This got me to thinking… I’d been promising for awhile that I’d organize another knit-along, after having so much fun with the Briar Rose Knit-along earlier this year, but I hadn’t nailed down a pattern yet. It definitely had to be vintage or have a distinct vintage feel to it, be appropriate for fall or winter, and incorporate some interesting techniques.
And I hit on what I think is a winner! It’s a pattern I was already planning to knit (in fact I’d already ordered yarn for it). I realized it might be just the thing for a fall/winter knit-along.
So, would any of you be up for a Land Girl sweater knit-along?
This is a pattern by Debbie Bliss that’s been published in a few of her books and magazines, and is also available to purchase online. It’s alternately titled “Land Girl Sweater” and “1940s Style Sweater” in different publications. You can find it on Ravelry is here.
It’s a modern pattern with a great vintage look, inspired by vintage fair isle and stranded sweaters. It features repetitive pattern bands like fair isle border patterns. I personally would knit this with long sleeves, as sweaters like this are by nature thicker due to the stranded yarn on the back of the work, and I’ve determined over time that thick but short sleeves just doesn’t work for me.
I love everything about the shape of this sweater. And being a bit of a nut about names, of course it’s highly appealing to me that it draws inspiration (and its name!) from the Women’s Land Army!
Some of the things I was thinking of covering if I do run a knit-along for this sweater…
- two-color stranded knitting for the beginner, including appropriate yarn selection and knitting with a colored chart
- upsizing the pattern (it’s a modern pattern but unfortunately only written for 2 sizes)
- optionally knitting it long-sleeved
- optionally changing the neckline to a crew neck if you don’t like the collar
- optionally converting the pattern to knit in the round and steeking

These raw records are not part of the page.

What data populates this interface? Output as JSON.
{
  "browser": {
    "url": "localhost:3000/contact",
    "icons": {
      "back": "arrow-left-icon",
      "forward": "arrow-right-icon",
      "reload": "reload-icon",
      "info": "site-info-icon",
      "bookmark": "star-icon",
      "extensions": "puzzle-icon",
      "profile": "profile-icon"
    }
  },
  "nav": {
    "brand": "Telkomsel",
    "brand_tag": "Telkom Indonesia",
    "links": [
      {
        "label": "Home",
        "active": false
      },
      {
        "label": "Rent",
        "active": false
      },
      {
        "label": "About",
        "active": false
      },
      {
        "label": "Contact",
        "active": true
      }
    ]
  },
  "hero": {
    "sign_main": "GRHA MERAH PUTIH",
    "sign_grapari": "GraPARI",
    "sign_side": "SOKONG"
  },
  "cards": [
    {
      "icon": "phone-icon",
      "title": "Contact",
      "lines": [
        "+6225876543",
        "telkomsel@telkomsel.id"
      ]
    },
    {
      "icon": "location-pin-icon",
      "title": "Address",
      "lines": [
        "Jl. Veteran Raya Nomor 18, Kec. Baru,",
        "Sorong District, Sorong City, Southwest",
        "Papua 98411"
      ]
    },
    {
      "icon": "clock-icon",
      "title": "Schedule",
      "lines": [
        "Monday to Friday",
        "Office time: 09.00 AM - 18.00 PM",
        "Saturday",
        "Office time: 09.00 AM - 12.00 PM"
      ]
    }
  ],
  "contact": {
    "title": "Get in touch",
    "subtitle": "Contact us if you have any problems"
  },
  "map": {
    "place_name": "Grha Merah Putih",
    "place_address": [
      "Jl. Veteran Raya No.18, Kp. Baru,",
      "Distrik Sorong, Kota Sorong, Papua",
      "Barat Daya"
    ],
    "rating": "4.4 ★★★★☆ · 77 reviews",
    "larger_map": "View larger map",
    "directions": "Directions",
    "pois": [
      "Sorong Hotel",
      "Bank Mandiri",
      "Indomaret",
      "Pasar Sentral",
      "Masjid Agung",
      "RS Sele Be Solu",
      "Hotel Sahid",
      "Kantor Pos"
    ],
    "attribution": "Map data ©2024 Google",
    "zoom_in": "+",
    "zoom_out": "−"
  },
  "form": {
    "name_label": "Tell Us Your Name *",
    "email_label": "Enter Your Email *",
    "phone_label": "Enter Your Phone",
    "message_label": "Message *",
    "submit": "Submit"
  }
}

The pattern as written is knit flat, which is the way almost every commercially-produced vintage pattern is written. I’ve knit plenty of stranded knitting flat, but it’s kind of a pain in the rear on the purl rows. Instead, I think this would be a great pattern to steek if you were up for it. You’d knit in the round up to the armpit and cast on for a small bridge of stitches for your armholes and center neck placket that you’d later cut. Yes, cut! It’s a traditional technique that nearly eliminates the need to ever purl in stranded knitting. It’s only scary the first time you try it, so try it on a couple of swatches first! Once you’ve done it, it feels like you’ve worked knitting magic, and I’d go so far as to say it’s kind of thrilling. It’s a great technique to have in your knitting arsenal. But for those who would prefer to knit it flat and not steek, you would of course be welcome to knit it that way, too!
I was thinking the knit-along would run at least 3 if not 4 months or longer, since this would be a pretty big project to tackle. I’d say it would be suitable for adventurous advanced beginners or intermediate knitters and up. It would be a nice first stranded sweater project as there isn’t an overwhelming number of colors to try and select, and the patterning itself is repetitive. I wouldn’t go into quite the level of detail on resizing as I did for Briar Rose, but there would be plenty of information on all the techniques. I’m sure those of you who followed along with my first KAL know I love to be thorough!
So, I pass it over to you to find out if anyone would actually be interested, since what works in your head doesn’t necessarily appeal to others!
I’m testing the waters, so please let me know in the comments or email me if you’d like to join a knit-along for this! If there is enough interest, I’ll write up my ideas and come up with a kick-off date. If not, I’ll just knit it myself. 😉 Feel free to pass along a link to this post if you know other vintage knitters who might like to join in!
I’d love to hear your thoughts and suggestions. Thanks!!